Ingredients for Apple Tarte Tatin
8 tart (granny smith) apples
3/4 C sugar
1/2 stick unsalted butter
creme fraiche to serve
You need an oven proof frying pan – cast-iron ovenproof frying pan is fine.
Preheat oven to 350 degrees
Peel, halve, and core apples. Melt butter in pan on stove. Add sugar (just sprinkle it on top of the butter) and place the apples decoratively on top (cut side down). Cook slowly until caramelized. This can take up to one hour. Do not stir! (Clearly, low heat here.)
When cooked (check by lifting an apple and seeing what’s going on), remove from heat.

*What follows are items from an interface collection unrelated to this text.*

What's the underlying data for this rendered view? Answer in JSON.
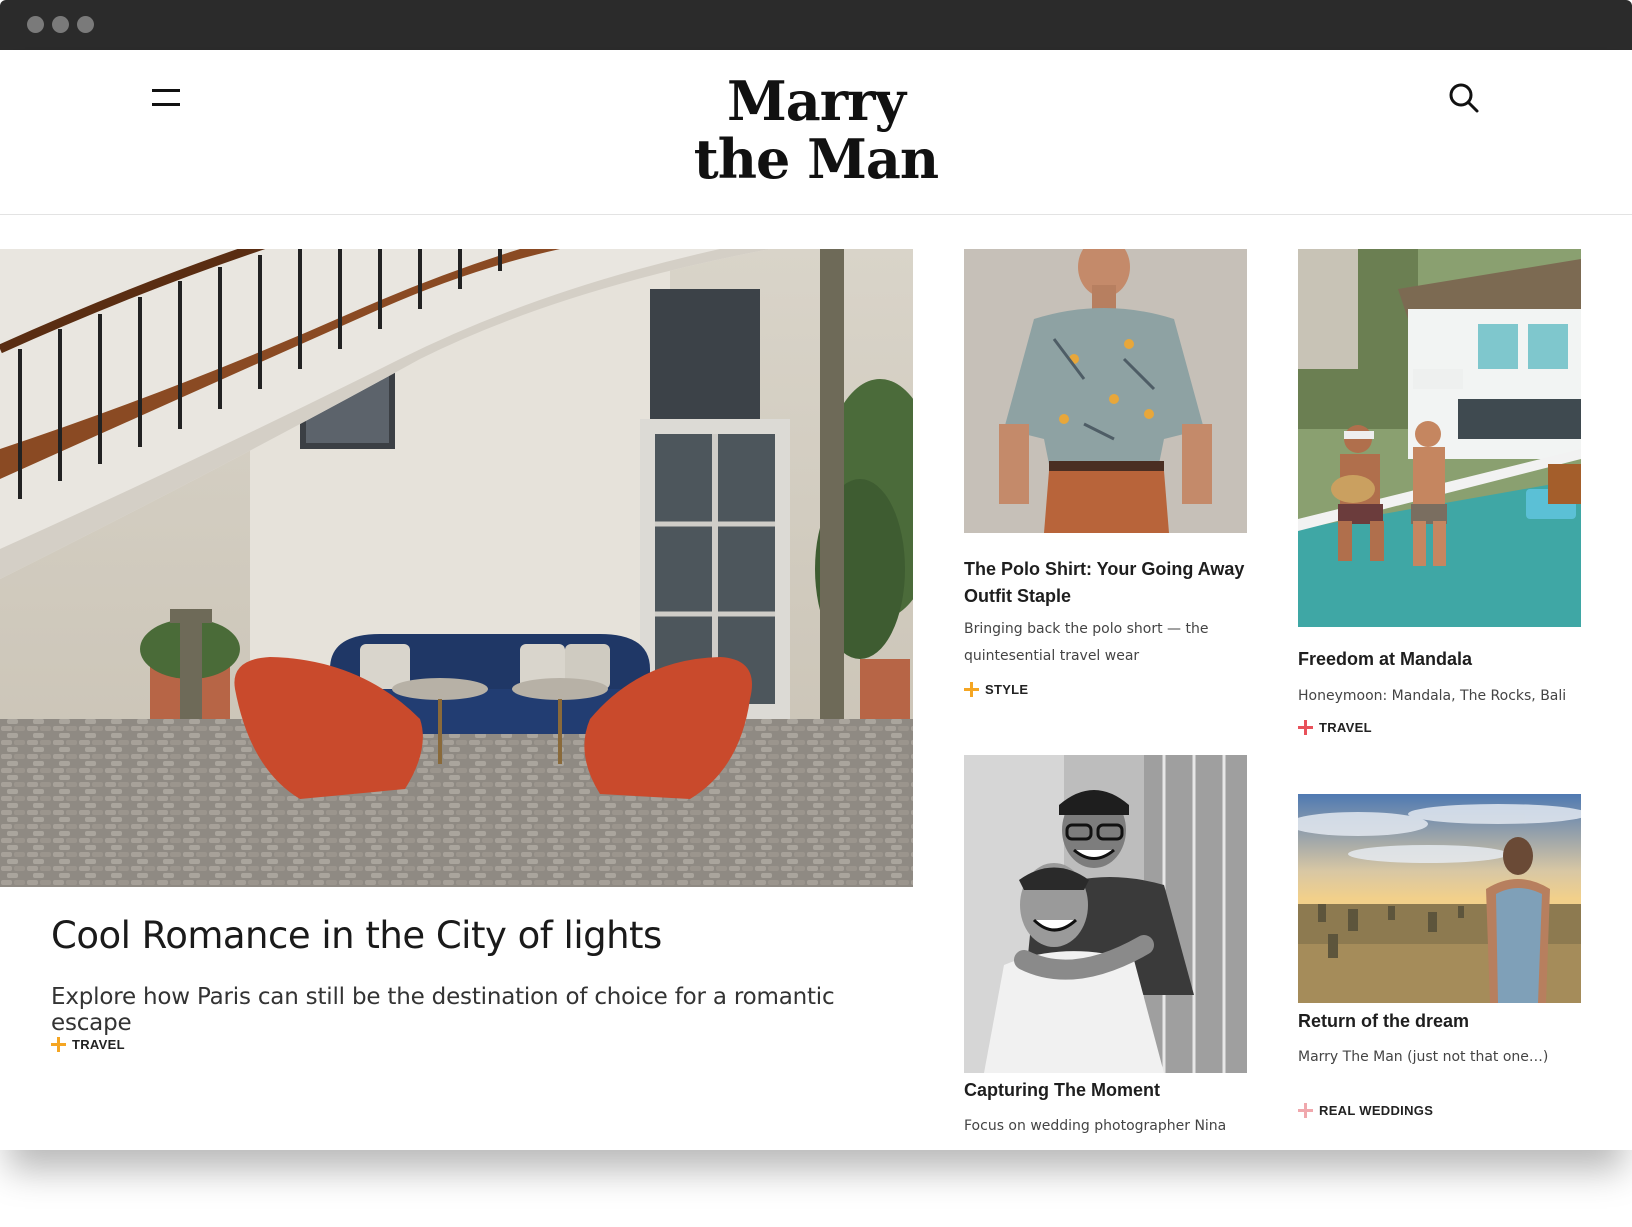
{
  "window": {
    "buttons": [
      "close",
      "minimize",
      "maximize"
    ]
  },
  "header": {
    "menu_icon": "hamburger-menu-icon",
    "logo_line1": "Marry",
    "logo_line2": "the Man",
    "search_icon": "search-icon"
  },
  "hero": {
    "title": "Cool Romance in the City of lights",
    "description": "Explore how Paris can still be the destination of choice for a romantic escape",
    "tag": "TRAVEL",
    "tag_color": "#f5a623"
  },
  "cards": [
    {
      "title_line1": "The Polo Shirt: Your Going Away",
      "title_line2": "Outfit Staple",
      "desc_line1": "Bringing back the polo short — the",
      "desc_line2": "quintesential travel wear",
      "tag": "STYLE",
      "tag_color": "#f5a623"
    },
    {
      "title": "Freedom at Mandala",
      "desc": "Honeymoon: Mandala, The Rocks, Bali",
      "tag": "TRAVEL",
      "tag_color": "#e8515a"
    },
    {
      "title": "Capturing The Moment",
      "desc": "Focus on wedding photographer Nina"
    },
    {
      "title": "Return of the dream",
      "desc": "Marry The Man (just not that one…)",
      "tag": "REAL WEDDINGS",
      "tag_color": "#f0a8ad"
    }
  ]
}
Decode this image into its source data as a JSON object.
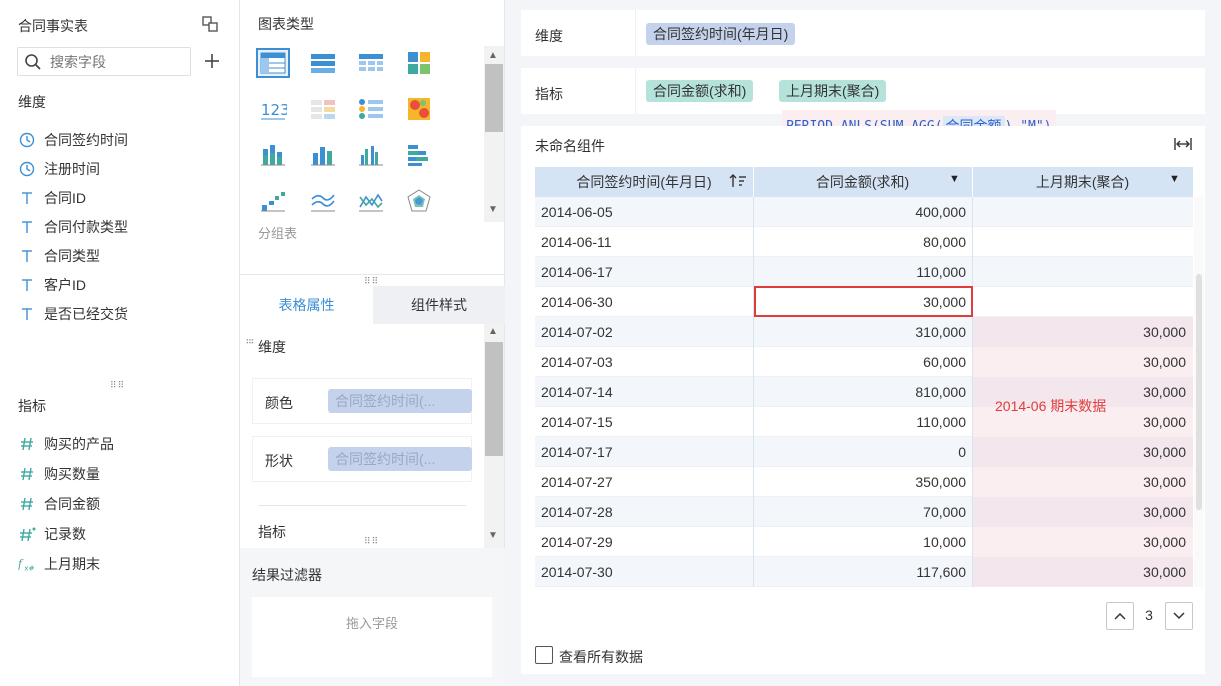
{
  "left": {
    "title": "合同事实表",
    "search_placeholder": "搜索字段",
    "dim_header": "维度",
    "dimensions": [
      {
        "label": "合同签约时间",
        "icon": "clock-icon"
      },
      {
        "label": "注册时间",
        "icon": "clock-icon"
      },
      {
        "label": "合同ID",
        "icon": "text-field-icon"
      },
      {
        "label": "合同付款类型",
        "icon": "text-field-icon"
      },
      {
        "label": "合同类型",
        "icon": "text-field-icon"
      },
      {
        "label": "客户ID",
        "icon": "text-field-icon"
      },
      {
        "label": "是否已经交货",
        "icon": "text-field-icon"
      }
    ],
    "metric_header": "指标",
    "metrics": [
      {
        "label": "购买的产品",
        "icon": "hash-icon"
      },
      {
        "label": "购买数量",
        "icon": "hash-icon"
      },
      {
        "label": "合同金额",
        "icon": "hash-icon"
      },
      {
        "label": "记录数",
        "icon": "record-count-icon"
      },
      {
        "label": "上月期末",
        "icon": "formula-icon"
      }
    ]
  },
  "middle": {
    "chart_type_header": "图表类型",
    "group_table_label": "分组表",
    "tabs": [
      "表格属性",
      "组件样式"
    ],
    "dim_section": "维度",
    "color_label": "颜色",
    "shape_label": "形状",
    "color_field": "合同签约时间(...",
    "shape_field": "合同签约时间(...",
    "metric_section": "指标",
    "filter_header": "结果过滤器",
    "drop_placeholder": "拖入字段"
  },
  "right": {
    "dimension_label": "维度",
    "dimension_pill": "合同签约时间(年月日)",
    "metric_label": "指标",
    "metric_pills": [
      "合同金额(求和)",
      "上月期末(聚合)"
    ],
    "formula": {
      "prefix": "PERIOD_ANLS(SUM_AGG(",
      "field": "合同金额",
      "suffix": "),\"M\")"
    },
    "component_title": "未命名组件",
    "columns": [
      "合同签约时间(年月日)",
      "合同金额(求和)",
      "上月期末(聚合)"
    ],
    "rows": [
      [
        "2014-06-05",
        "400,000",
        ""
      ],
      [
        "2014-06-11",
        "80,000",
        ""
      ],
      [
        "2014-06-17",
        "110,000",
        ""
      ],
      [
        "2014-06-30",
        "30,000",
        ""
      ],
      [
        "2014-07-02",
        "310,000",
        "30,000"
      ],
      [
        "2014-07-03",
        "60,000",
        "30,000"
      ],
      [
        "2014-07-14",
        "810,000",
        "30,000"
      ],
      [
        "2014-07-15",
        "110,000",
        "30,000"
      ],
      [
        "2014-07-17",
        "0",
        "30,000"
      ],
      [
        "2014-07-27",
        "350,000",
        "30,000"
      ],
      [
        "2014-07-28",
        "70,000",
        "30,000"
      ],
      [
        "2014-07-29",
        "10,000",
        "30,000"
      ],
      [
        "2014-07-30",
        "117,600",
        "30,000"
      ]
    ],
    "annotation": "2014-06 期末数据",
    "page_number": "3",
    "view_all_label": "查看所有数据",
    "colors": {
      "header_bg": "#d5e4f5",
      "pill_dim": "#c5d2ec",
      "pill_metric": "#b5e3dc",
      "highlight_border": "#e03c3c",
      "pink_row": "#fbeef1",
      "annotation_text": "#e03c3c"
    }
  }
}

Roll the pastry, put it on top of the apples. Tuck the sides in. Cook in 350 degree oven for 30 minutes. Remove, take a flat dish and turn the tarte upsidedown. Serve warm with creme fraiche or vanilla ice cream. You can also scrape a vanilla bean into the apples at the beginning of the caramelization and let the pod sit in there with them, too, but it’s not totally necessary.
2 cups Orange Muscat
1 medium red beet (1/4 pound), peeled and sliced
1 tablespoon sugar
2 teaspoon fresh lemon juice
1 (2-inch) cinnamon stick
2 Turkish bay leaves or 1 California
7-8 small firm-ripe pears (3/4 to 1 pound total), peeled, halved lengthwise, and cored
Bring wine, beet, sugar, lemon juice, cinnamon, and bay leaves to a boil in a 1 1/2- to 2-quarts saucepan, stirring until sugar has dissolved.
Add pears and cover with a round of parchment paper. Simmer, turning occasionally, until pears are tender and liquid is syrupy, 35 to 40 minutes. Transfer pears to a bowl. Discard cinnamon stick and bay leaves and pour syrup over pears. Cool completely in syrup, about 30 minutes.
Poached pears can be made 1 day ahead and chilled. Bring to room temperature before serving.